[Component data from apps and pages]
..............................
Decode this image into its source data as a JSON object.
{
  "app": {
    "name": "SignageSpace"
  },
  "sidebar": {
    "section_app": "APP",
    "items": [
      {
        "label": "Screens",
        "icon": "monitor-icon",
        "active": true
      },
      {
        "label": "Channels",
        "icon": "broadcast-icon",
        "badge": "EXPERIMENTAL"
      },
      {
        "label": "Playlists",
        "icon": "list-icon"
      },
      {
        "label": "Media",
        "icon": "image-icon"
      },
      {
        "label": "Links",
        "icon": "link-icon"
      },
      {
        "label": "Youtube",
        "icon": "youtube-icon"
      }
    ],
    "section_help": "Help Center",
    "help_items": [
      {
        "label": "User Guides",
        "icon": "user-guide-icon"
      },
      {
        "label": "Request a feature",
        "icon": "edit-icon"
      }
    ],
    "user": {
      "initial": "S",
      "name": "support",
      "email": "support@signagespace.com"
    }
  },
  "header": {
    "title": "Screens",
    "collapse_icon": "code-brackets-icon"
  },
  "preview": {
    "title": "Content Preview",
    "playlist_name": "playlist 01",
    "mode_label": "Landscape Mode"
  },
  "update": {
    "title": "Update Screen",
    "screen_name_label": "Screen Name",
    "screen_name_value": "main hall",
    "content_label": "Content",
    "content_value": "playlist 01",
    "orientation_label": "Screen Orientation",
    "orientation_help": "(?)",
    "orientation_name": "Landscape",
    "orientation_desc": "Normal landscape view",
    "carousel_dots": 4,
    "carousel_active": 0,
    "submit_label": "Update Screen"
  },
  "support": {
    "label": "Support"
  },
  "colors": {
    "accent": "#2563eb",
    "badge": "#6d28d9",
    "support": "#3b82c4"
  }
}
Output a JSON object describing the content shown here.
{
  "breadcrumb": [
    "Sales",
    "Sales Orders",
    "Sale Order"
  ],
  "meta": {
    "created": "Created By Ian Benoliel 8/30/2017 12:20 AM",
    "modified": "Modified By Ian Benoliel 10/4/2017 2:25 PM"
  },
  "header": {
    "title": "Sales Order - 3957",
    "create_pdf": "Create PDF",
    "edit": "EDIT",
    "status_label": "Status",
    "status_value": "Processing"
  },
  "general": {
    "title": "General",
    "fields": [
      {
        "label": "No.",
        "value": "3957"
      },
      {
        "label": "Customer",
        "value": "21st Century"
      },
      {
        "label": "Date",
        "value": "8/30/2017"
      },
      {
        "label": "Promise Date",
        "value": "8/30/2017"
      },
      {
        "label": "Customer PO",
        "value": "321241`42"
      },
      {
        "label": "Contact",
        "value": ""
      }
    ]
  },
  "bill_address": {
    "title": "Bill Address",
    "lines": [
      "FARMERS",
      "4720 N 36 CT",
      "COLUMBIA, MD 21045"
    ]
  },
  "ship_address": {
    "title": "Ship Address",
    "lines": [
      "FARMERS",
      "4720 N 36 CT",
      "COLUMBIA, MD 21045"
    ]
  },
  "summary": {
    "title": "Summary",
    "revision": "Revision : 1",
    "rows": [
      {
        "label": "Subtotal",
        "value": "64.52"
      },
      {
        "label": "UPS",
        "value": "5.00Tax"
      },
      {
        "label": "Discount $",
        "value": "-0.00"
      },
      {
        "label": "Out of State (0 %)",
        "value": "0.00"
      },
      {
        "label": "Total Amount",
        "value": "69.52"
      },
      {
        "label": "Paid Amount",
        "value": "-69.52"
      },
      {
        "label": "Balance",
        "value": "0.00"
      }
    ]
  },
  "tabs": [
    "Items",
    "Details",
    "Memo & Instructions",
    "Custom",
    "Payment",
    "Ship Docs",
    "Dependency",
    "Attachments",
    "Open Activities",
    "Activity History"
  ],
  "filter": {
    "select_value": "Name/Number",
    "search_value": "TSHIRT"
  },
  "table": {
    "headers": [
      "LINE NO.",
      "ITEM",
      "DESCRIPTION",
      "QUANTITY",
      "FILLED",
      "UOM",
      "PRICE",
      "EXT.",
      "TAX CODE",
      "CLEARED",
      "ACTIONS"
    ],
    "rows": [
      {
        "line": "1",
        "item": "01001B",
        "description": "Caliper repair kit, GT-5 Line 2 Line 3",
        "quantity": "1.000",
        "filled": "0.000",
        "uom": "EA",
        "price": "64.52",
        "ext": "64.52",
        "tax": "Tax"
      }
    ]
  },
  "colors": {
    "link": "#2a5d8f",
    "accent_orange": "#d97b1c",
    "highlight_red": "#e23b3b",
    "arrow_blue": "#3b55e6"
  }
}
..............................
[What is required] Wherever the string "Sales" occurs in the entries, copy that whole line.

[Output for this task]
    "Sales",
    "Sales Orders",
    "title": "Sales Order - 3957",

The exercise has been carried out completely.